Georgia Swimming Official Whines About Brandon Drawz Coverage — Then Walks Back the Criticism and Offers Nothing

Published October 31st, 2015, Uncategorized

by Irvin Muchnick

 

 

The former general chair of Georgia Swimming, who is now treasurer of the USA Swimming local swim committee in the region, emailed to complain, just about as vaguely as possible, that our Thursday piece, “Brandon Drawz Waits For His Next Opening in USA Swimming Bureaucracy After Internal ‘Investigation’ Clears Him,” was “100% wrong” in “that portion.”

As soon as I recovered from this blistering attack by the ghost of Yogi Berra (who is credited with having once said, “Ninety percent of hitting is half-mental”), I implored Gary Thiesen to explain what he meant and to share with Concussion Inc.’s readers the full story.

But in the tried-and-false wimp mode of swimming functionaries everywhere, both national and regional, Thiesen then allowed that he had overstated his math mixture problem by about 99 and a half percent. The long and short is that he maintains that USA Swimming’s investigation didn’t “save” Georgia Swimming from Brandon Drawz. Rather, Georgia busted Drawz all by themselves — turning him down for the job there before forwarding their information to Colorado Springs for further investigation. 

OK, noted. As for just what Georgia Swimming found out, and when if ever they intend to clue in the rest of us, Thiesen clammed up.

So what the Peach State LSC’s chest-thumping about their competence in rejecting Drawz comes down to is their pride at having ensured that a violent con man with a drinking problem, who has been serially entrusted with the supervision of traveling youth athletes, is now someone else’s problem. Mission accomplished!

In his first email, the courageous and outspoken Thiesen sneered that I shouldn’t be making “a bigger idiot out of yourself than most of USA Swimming already thinks you are.”

In his second and evidently final email, in which he turned down the invitation to explain the Drawz scenario in greater depth, Thiesen wrote, “Please disregard the negative comment,” which was “definitely not my opinion.”

I responded to Thiesen that what’s important is not the perception of a journalist by “most in USA Swimming” (or is that “most of that portion of USA Swimming”?), but rather that “the organization harbors and covers up for the worst global nest of sex abusers outside the Catholic Church, and some in its leadership belong in prison.”

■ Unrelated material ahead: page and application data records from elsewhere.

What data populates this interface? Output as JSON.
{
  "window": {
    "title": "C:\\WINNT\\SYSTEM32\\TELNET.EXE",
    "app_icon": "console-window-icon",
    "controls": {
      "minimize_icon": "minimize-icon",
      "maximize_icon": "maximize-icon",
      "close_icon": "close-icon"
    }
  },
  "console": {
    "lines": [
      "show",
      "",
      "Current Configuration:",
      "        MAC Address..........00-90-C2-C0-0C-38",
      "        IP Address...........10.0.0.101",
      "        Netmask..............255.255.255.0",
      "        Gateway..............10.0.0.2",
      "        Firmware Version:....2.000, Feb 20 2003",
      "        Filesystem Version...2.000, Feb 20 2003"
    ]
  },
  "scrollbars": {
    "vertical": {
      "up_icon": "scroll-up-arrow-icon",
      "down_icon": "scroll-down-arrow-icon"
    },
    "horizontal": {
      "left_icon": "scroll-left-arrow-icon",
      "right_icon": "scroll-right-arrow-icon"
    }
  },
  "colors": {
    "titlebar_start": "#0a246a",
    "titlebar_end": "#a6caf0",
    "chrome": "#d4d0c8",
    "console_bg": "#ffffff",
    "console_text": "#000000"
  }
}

In case any of you were wondering, please do not disregard 100 percent of that portion.